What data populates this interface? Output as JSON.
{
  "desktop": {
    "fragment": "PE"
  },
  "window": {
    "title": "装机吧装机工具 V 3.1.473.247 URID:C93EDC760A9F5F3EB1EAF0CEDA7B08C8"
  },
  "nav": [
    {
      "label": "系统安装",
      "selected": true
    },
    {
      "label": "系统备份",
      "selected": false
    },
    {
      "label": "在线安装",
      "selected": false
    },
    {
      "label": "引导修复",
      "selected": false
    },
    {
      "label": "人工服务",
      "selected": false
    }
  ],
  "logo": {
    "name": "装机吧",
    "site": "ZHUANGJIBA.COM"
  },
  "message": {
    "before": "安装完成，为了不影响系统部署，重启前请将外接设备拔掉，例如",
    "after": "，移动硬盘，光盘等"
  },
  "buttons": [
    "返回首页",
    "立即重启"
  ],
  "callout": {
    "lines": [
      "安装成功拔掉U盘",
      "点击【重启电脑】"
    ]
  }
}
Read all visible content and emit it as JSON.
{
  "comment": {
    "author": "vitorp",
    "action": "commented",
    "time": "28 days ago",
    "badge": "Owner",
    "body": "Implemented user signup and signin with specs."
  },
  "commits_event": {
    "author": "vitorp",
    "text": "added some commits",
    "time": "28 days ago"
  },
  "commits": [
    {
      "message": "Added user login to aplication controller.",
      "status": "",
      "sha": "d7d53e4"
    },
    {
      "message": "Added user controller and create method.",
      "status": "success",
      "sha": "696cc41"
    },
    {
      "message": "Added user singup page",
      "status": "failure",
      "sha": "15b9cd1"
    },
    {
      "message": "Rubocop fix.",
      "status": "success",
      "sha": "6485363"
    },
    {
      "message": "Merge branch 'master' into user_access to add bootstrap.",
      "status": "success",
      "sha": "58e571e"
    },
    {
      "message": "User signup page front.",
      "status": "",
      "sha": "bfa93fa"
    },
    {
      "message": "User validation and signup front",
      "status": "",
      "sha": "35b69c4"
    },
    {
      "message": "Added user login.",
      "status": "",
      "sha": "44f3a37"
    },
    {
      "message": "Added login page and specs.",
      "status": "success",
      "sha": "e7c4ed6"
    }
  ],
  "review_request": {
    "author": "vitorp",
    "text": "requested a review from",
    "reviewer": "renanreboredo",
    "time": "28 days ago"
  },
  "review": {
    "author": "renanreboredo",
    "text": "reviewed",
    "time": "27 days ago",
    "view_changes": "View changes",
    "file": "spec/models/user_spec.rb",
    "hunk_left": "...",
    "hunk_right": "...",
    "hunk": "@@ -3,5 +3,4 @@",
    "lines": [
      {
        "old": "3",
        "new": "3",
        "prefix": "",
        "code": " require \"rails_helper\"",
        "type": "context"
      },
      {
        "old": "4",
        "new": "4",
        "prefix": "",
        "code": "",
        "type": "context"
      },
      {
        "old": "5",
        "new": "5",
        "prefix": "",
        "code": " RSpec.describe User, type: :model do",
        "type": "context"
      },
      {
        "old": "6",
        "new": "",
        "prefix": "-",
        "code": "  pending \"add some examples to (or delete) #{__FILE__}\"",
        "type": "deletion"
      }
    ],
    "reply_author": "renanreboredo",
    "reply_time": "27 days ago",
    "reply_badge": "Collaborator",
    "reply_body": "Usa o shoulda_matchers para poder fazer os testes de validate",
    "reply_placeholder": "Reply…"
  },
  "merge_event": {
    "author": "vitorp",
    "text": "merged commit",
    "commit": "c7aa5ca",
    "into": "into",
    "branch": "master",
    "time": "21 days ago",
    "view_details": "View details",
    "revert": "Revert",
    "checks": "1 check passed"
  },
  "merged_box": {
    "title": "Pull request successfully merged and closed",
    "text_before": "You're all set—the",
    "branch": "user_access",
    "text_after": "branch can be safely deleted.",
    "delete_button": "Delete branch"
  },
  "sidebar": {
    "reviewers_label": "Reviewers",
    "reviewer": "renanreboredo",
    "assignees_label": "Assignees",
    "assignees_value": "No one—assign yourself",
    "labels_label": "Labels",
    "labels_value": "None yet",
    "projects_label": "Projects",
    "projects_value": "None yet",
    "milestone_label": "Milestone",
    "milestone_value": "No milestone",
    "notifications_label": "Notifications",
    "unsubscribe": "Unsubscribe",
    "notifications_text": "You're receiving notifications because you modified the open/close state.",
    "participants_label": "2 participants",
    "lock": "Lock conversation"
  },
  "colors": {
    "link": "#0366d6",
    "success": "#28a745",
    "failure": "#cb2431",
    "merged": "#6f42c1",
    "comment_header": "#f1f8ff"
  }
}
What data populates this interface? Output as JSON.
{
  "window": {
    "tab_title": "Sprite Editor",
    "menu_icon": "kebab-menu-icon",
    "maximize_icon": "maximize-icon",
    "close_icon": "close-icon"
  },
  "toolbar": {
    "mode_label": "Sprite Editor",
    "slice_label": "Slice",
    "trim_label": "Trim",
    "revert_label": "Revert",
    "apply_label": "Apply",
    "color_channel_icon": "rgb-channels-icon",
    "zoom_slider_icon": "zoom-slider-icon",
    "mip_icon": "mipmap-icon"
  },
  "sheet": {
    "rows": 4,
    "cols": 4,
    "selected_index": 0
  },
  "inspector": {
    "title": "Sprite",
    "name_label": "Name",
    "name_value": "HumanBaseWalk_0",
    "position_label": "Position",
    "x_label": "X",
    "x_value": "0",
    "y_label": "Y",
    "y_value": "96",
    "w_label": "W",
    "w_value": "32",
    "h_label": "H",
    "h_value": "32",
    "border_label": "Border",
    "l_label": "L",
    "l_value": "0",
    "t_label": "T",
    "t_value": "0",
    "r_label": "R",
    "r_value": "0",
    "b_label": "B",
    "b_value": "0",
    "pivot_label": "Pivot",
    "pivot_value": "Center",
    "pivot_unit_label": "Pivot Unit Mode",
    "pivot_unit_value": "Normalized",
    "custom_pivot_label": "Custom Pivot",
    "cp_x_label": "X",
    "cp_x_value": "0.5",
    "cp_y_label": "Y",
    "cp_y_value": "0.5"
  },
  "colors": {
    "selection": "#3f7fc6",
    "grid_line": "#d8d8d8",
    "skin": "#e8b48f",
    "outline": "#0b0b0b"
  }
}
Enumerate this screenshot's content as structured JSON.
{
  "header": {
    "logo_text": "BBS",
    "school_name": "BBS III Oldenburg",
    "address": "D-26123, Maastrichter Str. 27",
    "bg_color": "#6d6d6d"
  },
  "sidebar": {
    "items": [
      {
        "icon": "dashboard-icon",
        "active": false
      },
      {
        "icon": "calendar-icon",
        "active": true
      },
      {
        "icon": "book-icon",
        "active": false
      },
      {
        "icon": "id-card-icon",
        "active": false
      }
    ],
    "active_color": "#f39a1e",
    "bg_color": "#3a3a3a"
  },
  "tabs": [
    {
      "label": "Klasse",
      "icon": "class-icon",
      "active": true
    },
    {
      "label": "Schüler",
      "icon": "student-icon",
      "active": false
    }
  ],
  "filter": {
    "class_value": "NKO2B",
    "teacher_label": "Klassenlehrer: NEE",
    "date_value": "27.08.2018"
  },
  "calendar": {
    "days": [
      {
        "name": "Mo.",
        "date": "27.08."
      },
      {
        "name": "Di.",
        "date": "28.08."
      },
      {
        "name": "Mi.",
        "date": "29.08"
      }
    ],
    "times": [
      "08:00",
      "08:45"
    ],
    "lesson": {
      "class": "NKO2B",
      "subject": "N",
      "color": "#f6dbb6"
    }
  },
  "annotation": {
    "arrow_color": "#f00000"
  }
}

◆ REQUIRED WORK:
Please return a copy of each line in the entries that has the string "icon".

◆ RESPONSE AREA:
    "menu_icon": "kebab-menu-icon",
    "maximize_icon": "maximize-icon",
    "close_icon": "close-icon"
    "color_channel_icon": "rgb-channels-icon",
    "zoom_slider_icon": "zoom-slider-icon",
    "mip_icon": "mipmap-icon"
        "icon": "dashboard-icon",
        "icon": "calendar-icon",
        "icon": "book-icon",
        "icon": "id-card-icon",
      "icon": "class-icon",
      "icon": "student-icon",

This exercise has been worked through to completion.